The High Holidays were also an uncomfortable time as a child since I would normally miss two days of school, often near my birthday. How could I explain to my classmates why I was gone? I remember lying or fudging on the reasons. Flatly, I was one of only two or three Jews in a school of one thousand. I wanted to fit in, and not to be labeled as anything different .from my friends. One very upsetting experience occurred in the fifth grade (I actually remember it quite well.) A classmate put an orange peel on my head and ridiculed me, saying something like "Here is your little Jewish yarmulke, you damn Jew!"

Despite the feelings I had about my Jewish identity in the early years, I did the things other kids my age also normally did. I did well in school. I was the captain of the traffic patrol. I was on the best basketball team. I was selected to be Governor William Bradford in our Thanksgiving celebration performance. I played the guitar in a school talent show and joined a rock band at an early age. To further my Jewish identity, however, my parents sent me to Camp Young Judaea. This was a Zionist camp sponsored by Hadassah where I met Jewish kids from all over the West. While my fellow classmates did the tennis camps or sailing camps, I had a very serious Zionist and religious experience. I understood clearly through my years at this camp that I was different and had a unique culture and identity which it would be both a pleasure and a challenge to maintain.

One of
the most traumatic aspects of my high school days was the relationship I had with many of my classmates and one teacher in particular. I was an extremely sensitive kid (still am). My classmates knew that they could get to me by teasing me about being Jewish since I was at once proud and defensive about my religion/identity. Once, during my Introduction to Business class (eleventh grade, I think), my teacher actually joined in the harassment. The kids had all sorts of names they called me; they would yell in a shrill voice "Jeeeeeew" many times. That day I was in no mood to grin and bear it, so I got very aggressive and tried to retaliate verbally. I called the guy in front of me Frankenstein. As the events continued, he tried to hit me and, of course, my teacher started to blame the whole disruption on me. I remember, in cold blood, what the teacher said next to me (and, by the way, to the whole class): "It's too bad that only six million were killed. So many problems would be taken care of." I'll never; forget that teacher. His memory burns inside me as the spark that propels me to be active for my people here and in Israel. I stormed out of the class, right to the principal's office, and reported exactly what happened. I was told that the principal would speak-to the teacher, and that a "black" mark would be inserted into his file. Eventually the teacher apologized, saying that he really loved my people and that he was very sorry for what he said. The damage was done and, frankly, I am a better person for it.

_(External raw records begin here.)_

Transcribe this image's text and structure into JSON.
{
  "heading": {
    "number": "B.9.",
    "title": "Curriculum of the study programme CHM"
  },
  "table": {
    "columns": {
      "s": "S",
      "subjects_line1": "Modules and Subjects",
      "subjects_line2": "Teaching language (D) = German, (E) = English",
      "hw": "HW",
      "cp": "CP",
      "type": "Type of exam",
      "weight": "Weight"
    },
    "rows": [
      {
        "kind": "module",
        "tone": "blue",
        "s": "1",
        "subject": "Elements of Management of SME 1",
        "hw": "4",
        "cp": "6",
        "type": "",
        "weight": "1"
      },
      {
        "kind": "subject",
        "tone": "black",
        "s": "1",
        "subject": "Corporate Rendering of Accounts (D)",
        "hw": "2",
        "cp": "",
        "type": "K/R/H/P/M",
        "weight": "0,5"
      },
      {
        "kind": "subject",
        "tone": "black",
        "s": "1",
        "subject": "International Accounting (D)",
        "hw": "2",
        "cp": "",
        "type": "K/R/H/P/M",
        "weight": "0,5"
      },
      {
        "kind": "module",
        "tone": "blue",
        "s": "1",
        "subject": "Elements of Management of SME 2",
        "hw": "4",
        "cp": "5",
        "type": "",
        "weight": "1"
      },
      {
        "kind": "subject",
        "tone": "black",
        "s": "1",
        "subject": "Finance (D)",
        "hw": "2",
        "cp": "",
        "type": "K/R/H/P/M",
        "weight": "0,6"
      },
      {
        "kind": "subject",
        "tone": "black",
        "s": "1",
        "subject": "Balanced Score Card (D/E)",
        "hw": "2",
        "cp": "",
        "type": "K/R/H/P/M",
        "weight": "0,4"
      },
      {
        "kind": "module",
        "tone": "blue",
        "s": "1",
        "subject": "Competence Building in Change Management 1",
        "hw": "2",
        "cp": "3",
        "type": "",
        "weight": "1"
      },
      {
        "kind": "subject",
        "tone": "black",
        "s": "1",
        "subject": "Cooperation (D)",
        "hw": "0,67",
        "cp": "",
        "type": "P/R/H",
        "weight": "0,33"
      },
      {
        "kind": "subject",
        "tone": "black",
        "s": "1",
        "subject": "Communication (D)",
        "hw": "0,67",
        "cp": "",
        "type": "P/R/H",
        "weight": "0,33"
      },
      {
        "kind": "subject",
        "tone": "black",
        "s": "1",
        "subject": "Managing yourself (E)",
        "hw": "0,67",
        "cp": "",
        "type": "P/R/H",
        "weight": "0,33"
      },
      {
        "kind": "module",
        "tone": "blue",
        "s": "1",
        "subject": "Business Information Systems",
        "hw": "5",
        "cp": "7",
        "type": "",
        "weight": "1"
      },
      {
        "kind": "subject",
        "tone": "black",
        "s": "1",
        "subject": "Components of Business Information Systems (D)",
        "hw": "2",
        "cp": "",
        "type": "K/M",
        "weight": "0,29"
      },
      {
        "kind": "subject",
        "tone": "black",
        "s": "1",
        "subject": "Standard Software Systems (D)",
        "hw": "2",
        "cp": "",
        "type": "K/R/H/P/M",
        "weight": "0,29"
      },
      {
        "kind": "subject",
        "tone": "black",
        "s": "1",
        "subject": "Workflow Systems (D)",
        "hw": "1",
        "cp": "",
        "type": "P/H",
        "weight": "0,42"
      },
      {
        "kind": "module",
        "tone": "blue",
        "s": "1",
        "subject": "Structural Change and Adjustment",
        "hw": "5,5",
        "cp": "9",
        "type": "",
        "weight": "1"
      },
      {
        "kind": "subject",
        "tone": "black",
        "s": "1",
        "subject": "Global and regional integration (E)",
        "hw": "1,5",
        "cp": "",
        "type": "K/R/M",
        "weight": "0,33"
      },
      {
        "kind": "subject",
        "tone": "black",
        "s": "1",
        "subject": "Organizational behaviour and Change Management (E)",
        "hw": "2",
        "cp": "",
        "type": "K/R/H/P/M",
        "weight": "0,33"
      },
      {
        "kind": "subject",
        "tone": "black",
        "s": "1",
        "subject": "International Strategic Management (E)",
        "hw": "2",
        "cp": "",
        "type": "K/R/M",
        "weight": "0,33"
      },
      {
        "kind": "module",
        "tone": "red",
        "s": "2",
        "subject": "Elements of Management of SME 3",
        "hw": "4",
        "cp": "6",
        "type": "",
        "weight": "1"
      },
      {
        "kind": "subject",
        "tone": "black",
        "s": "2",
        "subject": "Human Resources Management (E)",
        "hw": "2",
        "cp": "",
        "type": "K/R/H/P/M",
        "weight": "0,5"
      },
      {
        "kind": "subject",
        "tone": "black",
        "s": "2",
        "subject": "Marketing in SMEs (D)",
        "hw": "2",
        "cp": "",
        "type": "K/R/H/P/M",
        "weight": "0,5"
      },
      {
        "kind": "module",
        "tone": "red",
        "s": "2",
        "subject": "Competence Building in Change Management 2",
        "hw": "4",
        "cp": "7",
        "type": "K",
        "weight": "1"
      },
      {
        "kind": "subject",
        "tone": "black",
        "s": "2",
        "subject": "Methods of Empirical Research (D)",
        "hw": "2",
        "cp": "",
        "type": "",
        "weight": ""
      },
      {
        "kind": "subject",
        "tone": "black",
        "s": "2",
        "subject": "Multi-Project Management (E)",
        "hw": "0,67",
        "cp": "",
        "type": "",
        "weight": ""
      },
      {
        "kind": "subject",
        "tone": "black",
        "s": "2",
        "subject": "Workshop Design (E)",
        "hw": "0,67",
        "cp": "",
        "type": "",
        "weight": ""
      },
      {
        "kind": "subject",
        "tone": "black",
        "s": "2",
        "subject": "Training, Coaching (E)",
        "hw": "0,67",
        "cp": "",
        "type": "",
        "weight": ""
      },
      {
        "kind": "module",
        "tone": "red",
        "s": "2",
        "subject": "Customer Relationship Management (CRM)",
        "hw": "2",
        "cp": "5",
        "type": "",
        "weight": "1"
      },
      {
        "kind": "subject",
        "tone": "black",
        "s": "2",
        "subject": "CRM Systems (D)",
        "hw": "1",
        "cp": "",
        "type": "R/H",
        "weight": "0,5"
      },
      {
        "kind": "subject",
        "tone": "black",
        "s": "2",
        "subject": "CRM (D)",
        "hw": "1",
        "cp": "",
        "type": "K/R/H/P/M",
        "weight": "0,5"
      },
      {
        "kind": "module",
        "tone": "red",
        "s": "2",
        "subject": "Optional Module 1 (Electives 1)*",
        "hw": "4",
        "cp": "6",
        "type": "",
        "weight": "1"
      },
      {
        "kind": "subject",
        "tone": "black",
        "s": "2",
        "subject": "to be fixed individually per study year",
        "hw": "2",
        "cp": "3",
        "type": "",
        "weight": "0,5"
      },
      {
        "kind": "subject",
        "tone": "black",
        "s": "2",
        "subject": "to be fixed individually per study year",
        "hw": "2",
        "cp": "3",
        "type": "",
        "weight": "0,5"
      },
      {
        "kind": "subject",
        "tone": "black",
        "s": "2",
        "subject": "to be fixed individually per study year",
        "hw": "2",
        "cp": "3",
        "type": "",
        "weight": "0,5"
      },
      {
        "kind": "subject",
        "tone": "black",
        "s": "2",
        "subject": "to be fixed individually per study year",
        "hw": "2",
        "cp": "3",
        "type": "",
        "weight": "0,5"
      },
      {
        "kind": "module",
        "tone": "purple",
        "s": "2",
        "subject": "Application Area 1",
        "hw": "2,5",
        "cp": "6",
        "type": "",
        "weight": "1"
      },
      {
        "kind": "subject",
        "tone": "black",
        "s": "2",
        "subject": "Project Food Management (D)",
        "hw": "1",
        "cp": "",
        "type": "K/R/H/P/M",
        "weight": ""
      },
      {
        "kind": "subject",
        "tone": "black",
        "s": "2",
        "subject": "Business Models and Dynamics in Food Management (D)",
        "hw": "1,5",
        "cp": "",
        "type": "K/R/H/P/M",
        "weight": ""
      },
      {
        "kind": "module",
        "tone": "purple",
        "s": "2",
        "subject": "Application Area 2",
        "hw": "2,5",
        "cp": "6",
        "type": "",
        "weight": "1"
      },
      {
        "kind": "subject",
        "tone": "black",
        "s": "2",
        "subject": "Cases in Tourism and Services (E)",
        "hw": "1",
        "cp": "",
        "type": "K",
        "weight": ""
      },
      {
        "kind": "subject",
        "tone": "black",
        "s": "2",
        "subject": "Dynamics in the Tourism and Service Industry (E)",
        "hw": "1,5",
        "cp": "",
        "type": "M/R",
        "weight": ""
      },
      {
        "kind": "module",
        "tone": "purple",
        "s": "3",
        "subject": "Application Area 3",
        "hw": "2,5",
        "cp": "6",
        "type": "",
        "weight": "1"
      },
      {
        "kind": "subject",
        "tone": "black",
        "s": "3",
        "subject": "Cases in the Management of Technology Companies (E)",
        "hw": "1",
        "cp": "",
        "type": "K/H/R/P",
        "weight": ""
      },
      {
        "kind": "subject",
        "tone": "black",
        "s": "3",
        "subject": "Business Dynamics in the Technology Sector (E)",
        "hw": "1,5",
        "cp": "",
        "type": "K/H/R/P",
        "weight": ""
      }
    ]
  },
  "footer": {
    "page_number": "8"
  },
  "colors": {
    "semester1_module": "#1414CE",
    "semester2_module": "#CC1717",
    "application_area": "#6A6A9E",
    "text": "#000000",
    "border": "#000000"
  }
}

While I did grow up in a small town, mostly non-Jewish, and was deeply affected by my unique status, I am a stronger person, a deeply committed Zionist, and a great fan of the American political system. It allows us, more or less, to be who we want to be (except a flag burner, of course) in American society and culture.

I haven't even mentioned my parents and their profound effect upon  me and my ability to deal with where I grew up. They are both doctors; Dad is a pediatrician and Mom is a Ph.D. doing AIDS research. They are, together, the single greatest influence in my life.





Copyright Museum of Family History.  All rights reserved.  Image Use Policy.